Israel, with all its diversity, spawns multiple political parties. As a result, no party has ever received a majority of votes. Therefore, the government has always been a coalition, cobbled together by the head of the party that receives the most votes. In times of crisis, a unity government is called for by the President or Prime Minister, and the head of the opposition joins the cabinet. That is how Menachem Begin, the head of the opposition under several Prime Ministers, first became a member of the government, in May 1967. If the head of the leading party cannot get enough other parties to join a coalition within three months, the President invites the head of the second party to try. In 2009. Kadima won the most seats, but its head, Tzipi Livni, could not negotiate an agreement to create a majority coalition in the Knesset. So the President asked Netanyahu, head of Likud, to form a government. Livni ended up head of the opposition for the following three years.
In the two weeks before the election, the Zionist Camp pulled ahead of Likud. The last pre-election polls, published Friday, showed Zionist Camp winning 24 seats to Likud’s 20. By law, no pre-election polls may be published in the four days before the election, but that’s when things here got really interesting.
Sunday evening Likud and Bayit Yehudi held a giant rally in Tel Aviv. They proudly filled Rabin Square and streets around the square with supporters, demonstrating the power of the Right. They drew many more supporters than the Leftist parties had pulled a week earlier. In Israel, election laws are very strict. No rally or political activity may feature an entertainer. So Naftali Bennett picked up his guitar and led the crowd in singing “Jerusalem of Gold.” Bennett may be a good politician, but a singer he is not. I doubt anyone who listens to the YouTube recording of his rendition of “Jerusalem of Gold” would classify it as “entertainment.”

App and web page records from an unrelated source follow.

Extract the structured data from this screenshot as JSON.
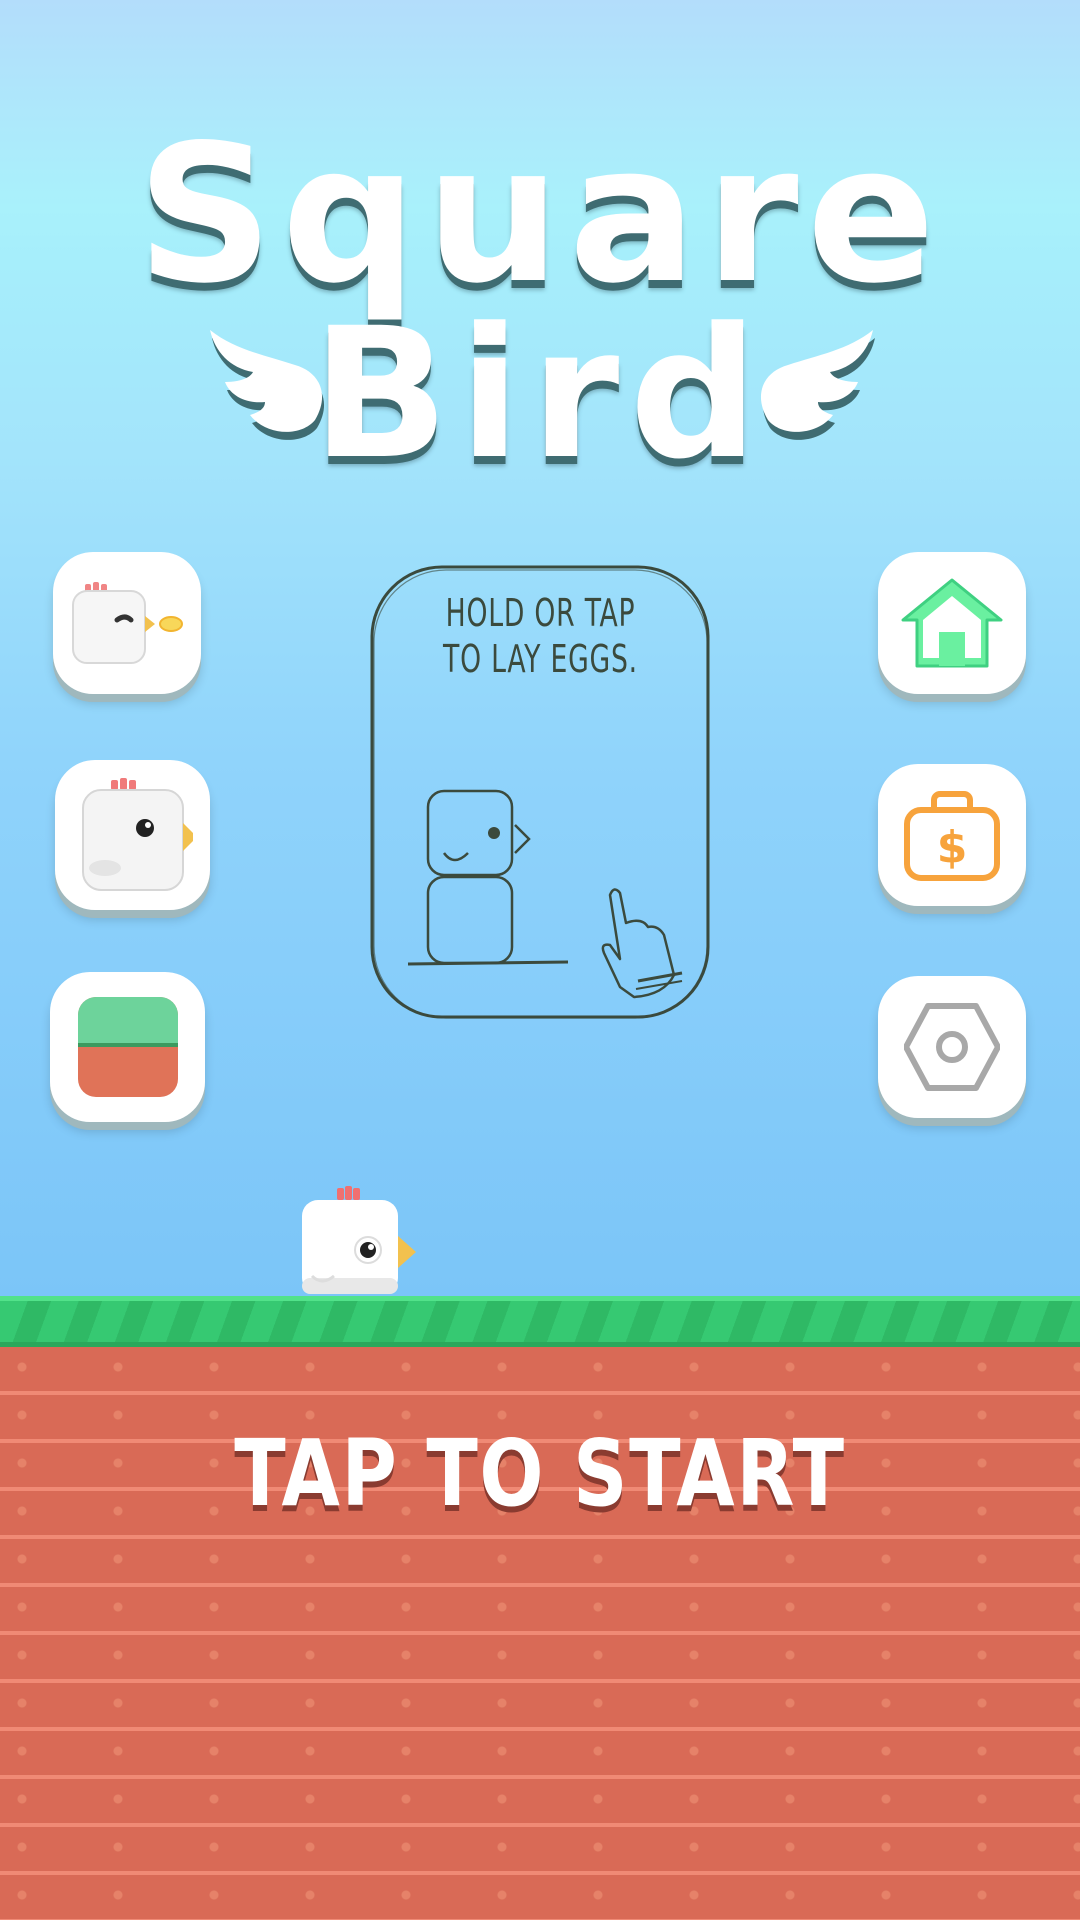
{
  "title": {
    "line1": "Square",
    "line2": "Bird"
  },
  "tutorial": {
    "line1": "HOLD OR TAP",
    "line2": "TO LAY EGGS."
  },
  "start_label": "TAP TO START",
  "icons": {
    "left": [
      "sound-chick-icon",
      "character-select-icon",
      "theme-select-icon"
    ],
    "right": [
      "home-icon",
      "shop-money-bag-icon",
      "settings-gear-icon"
    ]
  },
  "colors": {
    "sky_top": "#b3ddfb",
    "sky_bottom": "#7bc5f8",
    "grass": "#36c972",
    "dirt": "#d96a56",
    "home_green": "#6af0a0",
    "shop_orange": "#f7a33c",
    "settings_gray": "#a8a8a8"
  }
}
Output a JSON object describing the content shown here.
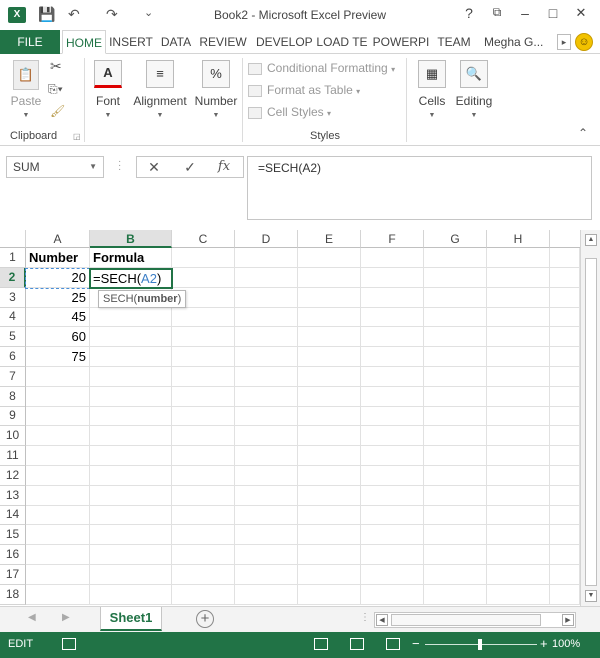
{
  "app": {
    "title": "Book2 - Microsoft Excel Preview",
    "logo_text": "X"
  },
  "title_controls": {
    "help": "?",
    "restore": "⧉",
    "minimize": "–",
    "maximize": "□",
    "close": "✕"
  },
  "qat": {
    "save": "💾",
    "undo": "↶",
    "redo": "↷",
    "customize": "⌄"
  },
  "tabs": {
    "file": "FILE",
    "items": [
      "HOME",
      "INSERT",
      "DATA",
      "REVIEW",
      "DEVELOP",
      "LOAD TE",
      "POWERPI",
      "TEAM"
    ],
    "active_index": 0,
    "user": "Megha G...",
    "scroll_right": "▸"
  },
  "ribbon": {
    "paste_label": "Paste",
    "font_label": "Font",
    "alignment_label": "Alignment",
    "number_label": "Number",
    "number_icon": "%",
    "conditional_formatting": "Conditional Formatting",
    "format_as_table": "Format as Table",
    "cell_styles": "Cell Styles",
    "cells_label": "Cells",
    "editing_label": "Editing",
    "group_clipboard": "Clipboard",
    "group_styles": "Styles",
    "collapse": "⌃"
  },
  "formula_bar": {
    "name_box": "SUM",
    "cancel": "✕",
    "enter": "✓",
    "fx": "fx",
    "formula": "=SECH(A2)"
  },
  "grid": {
    "columns": [
      "A",
      "B",
      "C",
      "D",
      "E",
      "F",
      "G",
      "H"
    ],
    "selected_column": "B",
    "selected_row": "2",
    "rows": [
      "1",
      "2",
      "3",
      "4",
      "5",
      "6",
      "7",
      "8",
      "9",
      "10",
      "11",
      "12",
      "13",
      "14",
      "15",
      "16",
      "17",
      "18"
    ],
    "cells": {
      "A1": "Number",
      "B1": "Formula",
      "A2": "20",
      "A3": "25",
      "A4": "45",
      "A5": "60",
      "A6": "75"
    },
    "active_cell": {
      "prefix": "=SECH(",
      "ref": "A2",
      "suffix": ")"
    },
    "tooltip": {
      "fn": "SECH(",
      "arg": "number",
      "close": ")"
    }
  },
  "sheets": {
    "tabs": [
      "Sheet1"
    ],
    "active": "Sheet1",
    "add": "+",
    "prev": "◀",
    "next": "▶"
  },
  "status": {
    "mode": "EDIT",
    "zoom": "100%",
    "zoom_minus": "−",
    "zoom_plus": "+"
  },
  "colors": {
    "accent": "#217346"
  }
}
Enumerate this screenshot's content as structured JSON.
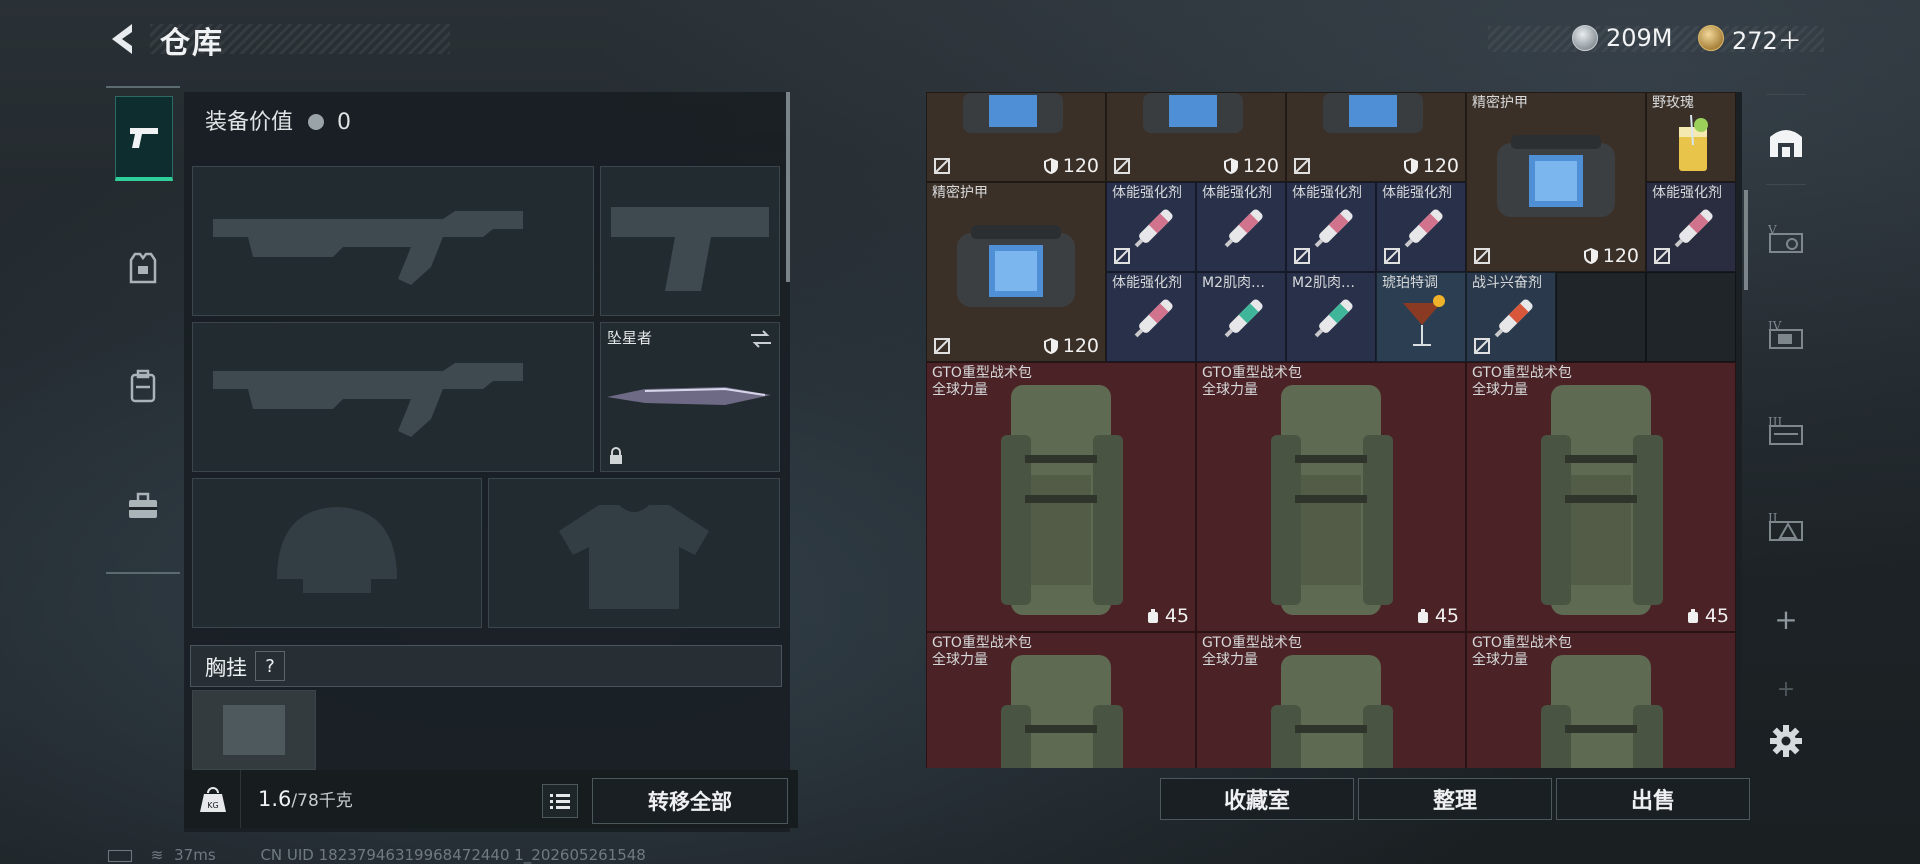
{
  "header": {
    "title": "仓库",
    "back_icon": "back-arrow-icon"
  },
  "currencies": [
    {
      "icon": "silver-coin-icon",
      "value": "209M",
      "color": "#b7bec4"
    },
    {
      "icon": "gold-coin-icon",
      "value": "272＋",
      "color": "#c9a65a"
    }
  ],
  "left_tabs": [
    {
      "icon": "pistol-icon",
      "active": true
    },
    {
      "icon": "armor-vest-icon",
      "active": false
    },
    {
      "icon": "backpack-icon",
      "active": false
    },
    {
      "icon": "toolbox-icon",
      "active": false
    }
  ],
  "loadout": {
    "equip_value_label": "装备价值",
    "equip_value": "0",
    "melee_name": "坠星者",
    "chest_rig_label": "胸挂",
    "chest_rig_help": "?",
    "weight_current": "1.6",
    "weight_max": "/78千克",
    "transfer_all": "转移全部"
  },
  "stash": {
    "rows": [
      [
        {
          "name": "",
          "val": "120",
          "kind": "armor-bag",
          "bg": "brown"
        },
        {
          "name": "",
          "val": "120",
          "kind": "armor-bag",
          "bg": "brown"
        },
        {
          "name": "",
          "val": "120",
          "kind": "armor-bag",
          "bg": "brown"
        },
        {
          "name": "精密护甲",
          "val": "120",
          "kind": "armor-bag",
          "bg": "brown"
        },
        {
          "name": "野玫瑰",
          "val": "",
          "kind": "drink",
          "bg": "brown"
        }
      ],
      [
        {
          "name": "精密护甲",
          "val": "120",
          "kind": "armor-bag",
          "bg": "brown"
        },
        {
          "name": "体能强化剂",
          "kind": "syringe",
          "bg": "blue"
        },
        {
          "name": "体能强化剂",
          "kind": "syringe",
          "bg": "blue"
        },
        {
          "name": "体能强化剂",
          "kind": "syringe",
          "bg": "blue"
        },
        {
          "name": "体能强化剂",
          "kind": "syringe",
          "bg": "blue"
        },
        {
          "name": "体能强化剂",
          "kind": "syringe",
          "bg": "blue"
        },
        {
          "name": "体能强化剂",
          "kind": "syringe",
          "bg": "blue"
        },
        {
          "name": "M2肌肉…",
          "kind": "syringe-green",
          "bg": "blue"
        },
        {
          "name": "M2肌肉…",
          "kind": "syringe-green",
          "bg": "blue"
        },
        {
          "name": "琥珀特调",
          "kind": "cocktail",
          "bg": "blue"
        },
        {
          "name": "战斗兴奋剂",
          "kind": "syringe-red",
          "bg": "blue"
        }
      ],
      [
        {
          "name": "GTO重型战术包",
          "sub": "全球力量",
          "val": "45",
          "kind": "backpack",
          "bg": "red"
        },
        {
          "name": "GTO重型战术包",
          "sub": "全球力量",
          "val": "45",
          "kind": "backpack",
          "bg": "red"
        },
        {
          "name": "GTO重型战术包",
          "sub": "全球力量",
          "val": "45",
          "kind": "backpack",
          "bg": "red"
        },
        {
          "name": "GTO重型战术包",
          "sub": "全球力量",
          "val": "",
          "kind": "backpack",
          "bg": "red"
        },
        {
          "name": "GTO重型战术包",
          "sub": "全球力量",
          "val": "",
          "kind": "backpack",
          "bg": "red"
        },
        {
          "name": "GTO重型战术包",
          "sub": "全球力量",
          "val": "",
          "kind": "backpack",
          "bg": "red"
        }
      ]
    ],
    "buttons": {
      "collection": "收藏室",
      "sort": "整理",
      "sell": "出售"
    }
  },
  "right_tabs": [
    "warehouse-icon",
    "stash-v-icon",
    "stash-iv-icon",
    "stash-iii-icon",
    "stash-ii-icon",
    "add-icon",
    "add-icon-disabled",
    "settings-gear-icon"
  ],
  "status_bar": {
    "ping": "37ms",
    "uid": "CN UID 18237946319968472440 1_202605261548"
  }
}
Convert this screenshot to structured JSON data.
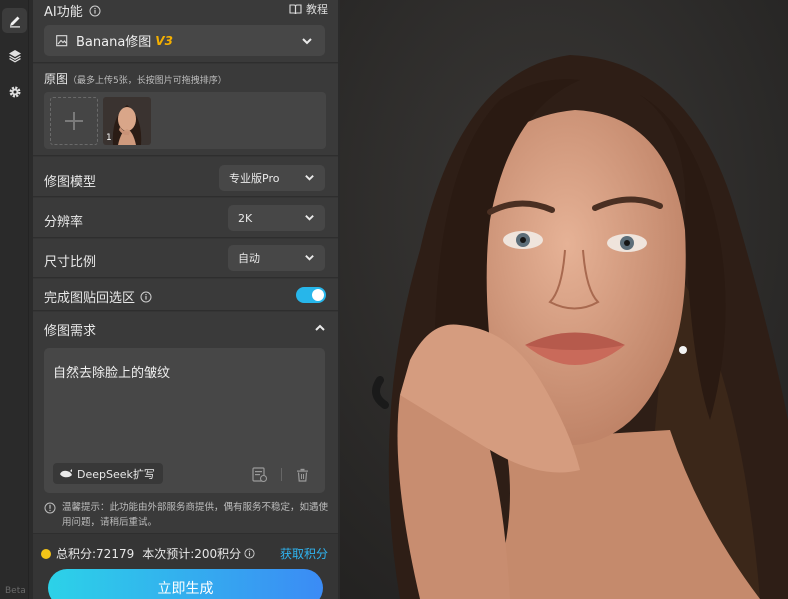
{
  "rail": {
    "beta_label": "Beta"
  },
  "ai": {
    "title": "AI功能",
    "tutorial_label": "教程",
    "model_name": "Banana修图",
    "model_version": "V3"
  },
  "source": {
    "title": "原图",
    "hint": "（最多上传5张，长按图片可拖拽排序）",
    "thumb_index": "1"
  },
  "settings": {
    "model_label": "修图模型",
    "model_value": "专业版Pro",
    "resolution_label": "分辨率",
    "resolution_value": "2K",
    "ratio_label": "尺寸比例",
    "ratio_value": "自动",
    "paste_back_label": "完成图贴回选区",
    "paste_back_enabled": true
  },
  "request": {
    "title": "修图需求",
    "text": "自然去除脸上的皱纹",
    "deepseek_label": "DeepSeek扩写"
  },
  "notice": {
    "text": "温馨提示：此功能由外部服务商提供，偶有服务不稳定，如遇使用问题，请稍后重试。"
  },
  "footer": {
    "total_points": "总积分:72179",
    "estimate": "本次预计:200积分",
    "get_points": "获取积分",
    "generate_label": "立即生成"
  },
  "colors": {
    "accent": "#27b6ea",
    "version_badge": "#f5b000",
    "panel": "#3a3a3a"
  }
}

Monday evening, Tzipi Livni announced she was withdrawing from one of the key conditions of the agreement with Herzog. The two of them had agreed to rotate as Prime Minister. Herzog would be PM for two years, followed by Livni as PM. Apparently, a private poll found the party would earn two additional seats if only Herzog would serve as head of the government. So less than 12 hours before the polls were to open, Livni renounced her claim to the prime minister’s chair.
And then there was the Obama factor. He is rumored to be the moving force behind V15, a group of Americans who poured money into a campaign to influence the election. Their unofficial slogan was “Anybody but Bibi.” Because of President Obama’s lackluster statements about counter terrorism, withdrawal of support for Israel, and his comments about Israeli policies, there is much anti-Obama sentiment in the country. So his unspoken support for “Anybody but Bibi” may have actually helped Likud’s campaign.
Election day was warm and sunny. Voter turnout was the highest in years. Exit poll results were announced after the polls closed at 10 PM predicting the Zionist Camp would end up with the most Knesset seats. Herzog, Livni, and the left celebrated. Then the official results were released.
As predicted by the earlier polls, Zionist Camp had 24 seats. But Likud, to the surprise of almost everybody, had 29 seats. The Joint (Arab) List had 14 seats, the third largest number. Ten parties will be seated in the 20th Knesset in two weeks.
The only official task the President of Israel has of real significance is inviting someone to form a governing coalition and become Prime Minister. By tradition, he invites the head of the party with the most Knesset seats. It is taken for granted that Netanyahu will be Prime Minister. Everyone is busy guessing who he will choose to be in his government. All he has said so far is that he expects to have it in place in a month.